Thursday 2 June 2016
Queen Mary and the British Library intend to make a studentship appointment under the AHRC Collaborative Doctoral Partnership scheme (CDP) from Autumn 2016 for three years for work on Hans Sloane’s library. Deadline Wednesday 6 July 2016.
Queen Mary University of London and the British Library intend to make a PhD studentship appointment under the AHRC Collaborative Doctoral Partnership scheme (CDP) from autumn 2016.
The project will investigate the intellectual significance of the library of Sir Hans Sloane (1660-1753) to the gathering and dissemination of medical and scientific knowledge in the Enlightenment period.
It will focus on Sloane’s library (now housed within the British Library) in relation to his wider collection of natural and artificial specimens, now divided between the Natural History and British Museums.
The research will be co-supervised by the British Library and Queen Mary. The project offers privileged access to Sloane’s books at shelf as well as extensive curatorial support in their study and interpretation, in addition to the standard academic doctoral training and supervision.
The project is open to either full-time or part-time students. Studentships are awarded for 3 years (or part-time equivalent) initially, at RCUK rates and subject to standard eligibility criteria for RCUK training grants. Additional Student Development Funding is available to allow time for further training and skills development opportunities that are agreed as part of the PhD programme. If required, this may be used to extend the studentship by up to six months (or part-time equivalent).

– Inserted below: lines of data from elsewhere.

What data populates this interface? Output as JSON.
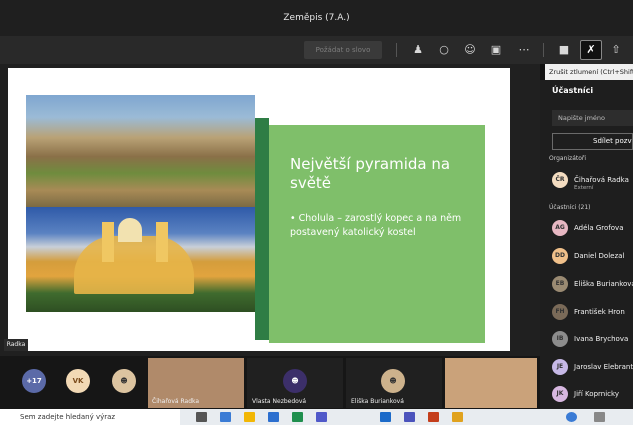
{
  "window": {
    "title": "Zeměpis (7.A.)"
  },
  "toolbar": {
    "raise_hand": "Požádat o slovo",
    "icons": [
      "people-icon",
      "chat-icon",
      "reactions-icon",
      "rooms-icon",
      "more-icon",
      "camera-icon",
      "mic-off-icon",
      "share-icon"
    ]
  },
  "tooltip": "Zrušit ztlumení (Ctrl+Shift+M)",
  "slide": {
    "title": "Největší pyramida na světě",
    "bullet": "• Cholula – zarostlý kopec a na něm postavený katolický kostel"
  },
  "presenter_label": "Radka",
  "panel": {
    "title": "Účastníci",
    "name_placeholder": "Napište jméno",
    "share_label": "Sdílet pozvánku",
    "organizers_label": "Organizátoři",
    "organizer": {
      "name": "Čihařová Radka",
      "sub": "Externí",
      "initials": "ČR"
    },
    "participants_label": "Účastníci (21)",
    "participants": [
      {
        "initials": "AG",
        "name": "Adéla Grofova",
        "color": "#e7b7c2"
      },
      {
        "initials": "DD",
        "name": "Daniel Dolezal",
        "color": "#f0c08a"
      },
      {
        "initials": "EB",
        "name": "Eliška Burianková",
        "color": "#9a8a72"
      },
      {
        "initials": "FH",
        "name": "František Hron",
        "color": "#7a6a58"
      },
      {
        "initials": "IB",
        "name": "Ivana Brychova",
        "color": "#8c8c8c"
      },
      {
        "initials": "JE",
        "name": "Jaroslav Elebrant",
        "color": "#c6b8e6"
      },
      {
        "initials": "JK",
        "name": "Jiří Koprnicky",
        "color": "#d7b7e0"
      }
    ]
  },
  "bottom": {
    "more_count": "+17",
    "vk_initials": "VK",
    "videos": [
      "Čihařová Radka",
      "Vlasta Nezbedová",
      "Eliška Burianková",
      ""
    ]
  },
  "taskbar": {
    "search": "Sem zadejte hledaný výraz"
  },
  "colors": {
    "accent": "#7fbf6a",
    "dark_green": "#2f7d45"
  }
}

The British Library also offers the student generous research expenses funding, specialist training and access to work-space within its curatorial offices.
A detailed description of the project is available here:
Candidates with interests in bibliography, book history, the material book, the history of science and medicine, early-modern scientific literary writing, exchange networks, and the history of collections will be especially welcome.
Once recruited, the successful PhD candidate will contribute to the development of the final agreed research topic.